### EXERCISE
Pick out all lines with the word "unread" from the records that follow.

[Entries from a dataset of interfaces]
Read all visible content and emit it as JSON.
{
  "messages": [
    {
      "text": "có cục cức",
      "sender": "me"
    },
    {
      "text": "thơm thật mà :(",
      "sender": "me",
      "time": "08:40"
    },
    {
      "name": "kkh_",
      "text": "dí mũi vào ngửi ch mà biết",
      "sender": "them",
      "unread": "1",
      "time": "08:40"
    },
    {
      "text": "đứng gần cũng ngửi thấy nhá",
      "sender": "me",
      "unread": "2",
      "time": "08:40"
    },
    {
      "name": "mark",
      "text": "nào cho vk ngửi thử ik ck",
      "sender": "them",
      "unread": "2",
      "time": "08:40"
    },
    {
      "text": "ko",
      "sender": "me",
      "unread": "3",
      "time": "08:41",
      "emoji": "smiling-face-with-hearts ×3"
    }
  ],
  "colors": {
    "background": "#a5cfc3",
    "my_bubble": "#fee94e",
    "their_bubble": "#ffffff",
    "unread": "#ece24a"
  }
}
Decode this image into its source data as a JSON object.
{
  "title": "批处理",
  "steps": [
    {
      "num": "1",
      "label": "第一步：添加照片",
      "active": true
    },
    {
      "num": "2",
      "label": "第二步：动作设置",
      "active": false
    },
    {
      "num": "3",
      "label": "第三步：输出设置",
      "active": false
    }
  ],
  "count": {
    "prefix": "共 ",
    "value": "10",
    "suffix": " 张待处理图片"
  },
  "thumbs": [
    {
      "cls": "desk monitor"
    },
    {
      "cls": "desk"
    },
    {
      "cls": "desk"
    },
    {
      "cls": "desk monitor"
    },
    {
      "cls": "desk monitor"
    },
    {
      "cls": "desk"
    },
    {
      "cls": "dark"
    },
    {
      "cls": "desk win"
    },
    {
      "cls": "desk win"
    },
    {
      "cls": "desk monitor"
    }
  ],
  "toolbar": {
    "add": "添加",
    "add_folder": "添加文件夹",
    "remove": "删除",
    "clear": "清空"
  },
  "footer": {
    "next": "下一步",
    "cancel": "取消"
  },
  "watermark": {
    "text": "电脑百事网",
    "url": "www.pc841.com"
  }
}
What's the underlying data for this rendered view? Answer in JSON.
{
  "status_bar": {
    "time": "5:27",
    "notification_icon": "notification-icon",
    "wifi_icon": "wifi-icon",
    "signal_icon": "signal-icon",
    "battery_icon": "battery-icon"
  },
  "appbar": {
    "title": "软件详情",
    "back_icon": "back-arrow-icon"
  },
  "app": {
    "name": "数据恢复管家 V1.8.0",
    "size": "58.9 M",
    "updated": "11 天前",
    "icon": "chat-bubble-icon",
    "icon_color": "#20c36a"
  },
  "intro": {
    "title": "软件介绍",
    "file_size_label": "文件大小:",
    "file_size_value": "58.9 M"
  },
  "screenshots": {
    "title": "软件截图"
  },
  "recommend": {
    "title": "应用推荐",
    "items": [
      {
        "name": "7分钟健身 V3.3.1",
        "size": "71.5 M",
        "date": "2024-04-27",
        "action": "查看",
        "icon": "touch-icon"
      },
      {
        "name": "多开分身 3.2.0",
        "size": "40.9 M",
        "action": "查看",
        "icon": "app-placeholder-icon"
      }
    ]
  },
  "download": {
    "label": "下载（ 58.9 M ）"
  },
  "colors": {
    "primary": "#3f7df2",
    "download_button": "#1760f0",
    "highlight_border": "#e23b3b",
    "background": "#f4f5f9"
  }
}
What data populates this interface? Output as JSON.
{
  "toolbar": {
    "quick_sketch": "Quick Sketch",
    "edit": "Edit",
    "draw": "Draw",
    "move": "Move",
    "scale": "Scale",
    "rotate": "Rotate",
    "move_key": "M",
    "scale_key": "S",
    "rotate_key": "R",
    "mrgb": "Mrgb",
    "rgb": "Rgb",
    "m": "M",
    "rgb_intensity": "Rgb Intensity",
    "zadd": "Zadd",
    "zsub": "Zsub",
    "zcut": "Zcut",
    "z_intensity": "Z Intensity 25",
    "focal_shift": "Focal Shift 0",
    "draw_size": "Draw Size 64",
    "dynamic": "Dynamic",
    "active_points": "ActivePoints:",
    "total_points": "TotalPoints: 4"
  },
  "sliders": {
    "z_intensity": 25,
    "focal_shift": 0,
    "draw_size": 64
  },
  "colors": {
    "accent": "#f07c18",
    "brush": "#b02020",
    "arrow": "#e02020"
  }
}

### ANSWER TO THIS TASK
      "unread": "1",
      "unread": "2",
      "unread": "2",
      "unread": "3",
    "unread": "#ece24a"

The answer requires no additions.